The move by the Associated Press this week to drop the term “illegal immigrant” from its influential stylebook has caused a ruckus in the debate over immigration in the US.
Advocates who have long pushed for a change in labels have praised the decision. But others, including fellow journalists as well as government figures, are deeply divided over the push to adopt new terminology, dubbing it everything from political correctness run amok to obfuscation of illegal behavior.
Whatever the stance, this decision is a good measure of where the debate is headed, says David Mark, editor-in-chief of the online political site, Politix. “The AP is very influential and is read by millions and is a good reflection of public opinion and mores when it comes to thorny issues it covers.”
The language used to frame hot-button issues is frequently hammered out in the media, he adds.
“You can see this in everything from race relations to abortion,” he says. “This move by such a large media organization is an indication that the pro-amnesty forces are slowly winning the immigration debate, no matter what some conservatives may say.”

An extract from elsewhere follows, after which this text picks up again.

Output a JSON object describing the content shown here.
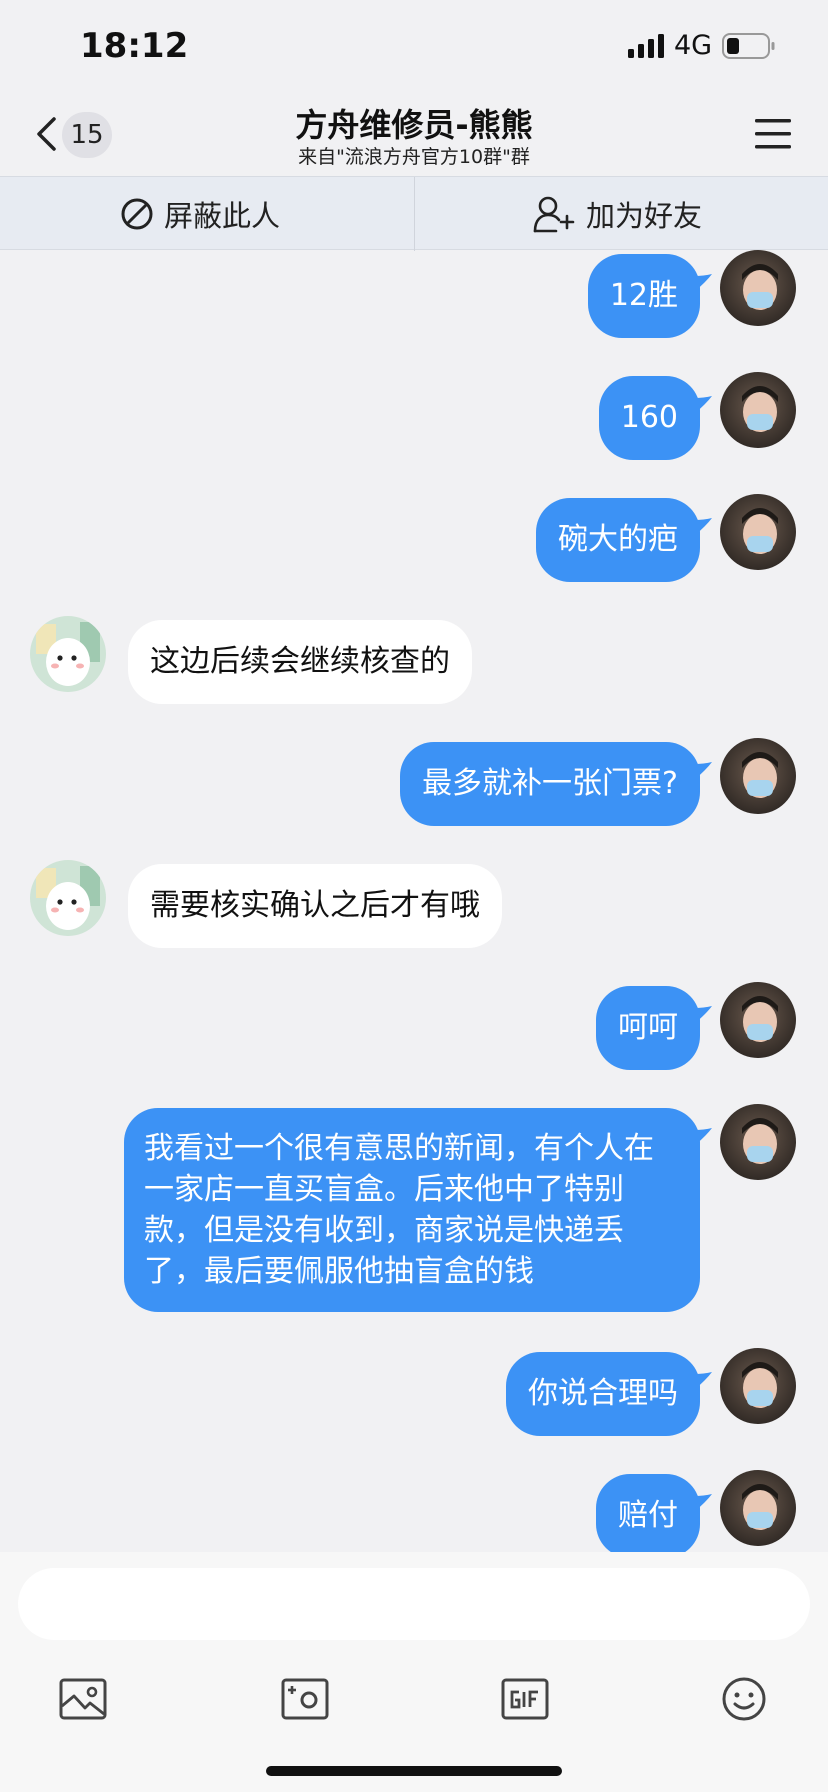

The Times's public editor, Margaret Sullivan, blogged Tuesday that earlier in her career she had supported the term “illegal immigrant” but had changed her opinion in recent months. Although she has no role in making the final decision, she expects the Times to issue new guidelines as early as this week.
“So many people find it offensive to refer to a person with an adjective like 'illegal' that I now favor the use of 'undocumented' or 'unauthorized’ as alternatives,” she notes in the blog. Smaller regional news outlets such as The Miami Herald have already dropped the term from their coverage.
The new AP guideline speaks to the heart of the political debate over immigration today, says Robin Jacobson, an associate professor at the University of Puget Sound who teaches courses in immigration politics. The struggle over immigration reform is essentially about how to understand and conceptualize immigrants, she notes in an e-mail interview, “not about the exact numerical limit on admissions or the details of immigration procedures."
"Is undocumented immigration to be understood as a crime or a technical bureaucratic violation? Are those without the proper papers rational actors in an irrational system or criminals who don't respect any rule of law?" she adds.
In this debate and others like it, the AP has extraordinary, but unrecognized, power, says Hillary Warren, an associate professor of communication at Otterbein University in Westerville, Ohio. “It determines what we call something.”
In February, the AP changed its style to allow for the use of "husband" or "wife," instead of "partner," when referring to same-sex marriage. “That language both recognized a significant change in American society and reinforced that change,” she adds in an e-mail.
Now, deciding that a group of people would no longer be called "illegal" will change the assumptions that consumers will make when reading or hearing a story about immigration, Professor Warren says.
Others agree. The style change “reflects a growing consensus that undocumented migration is not an indication of criminality or a rejection of the rule of law,” adds Professor Jacobson of the University of Puget Sound
But some media analysts suggest that the AP has abdicated a crucial role in the media landscape. “One of the major influences on American journalism in the modern era – the Associated Press (since 1846) – has bowed to political correctness in its decision to remove any reference to 'illegal immigration' from the venerable Stylebook,” says Mitch Land, dean of the School of Communication & the Arts at Regent University in Virginia Beach, Va., in an e-mail.
Calling the AP stylebook a “Bible of American journalism,” he says it is on a “downward spiral into the abyss of the so-called 'progressive' to be all things to all people with taking no offense to anyone.”
The social and economic costs that must be borne by working Americans, whose taxes must support the immigrants, must be accurately represented in the media marketplace, he says. “We depend upon a common lexicon of references for consistency and professionalism, not some illusion of fairness.”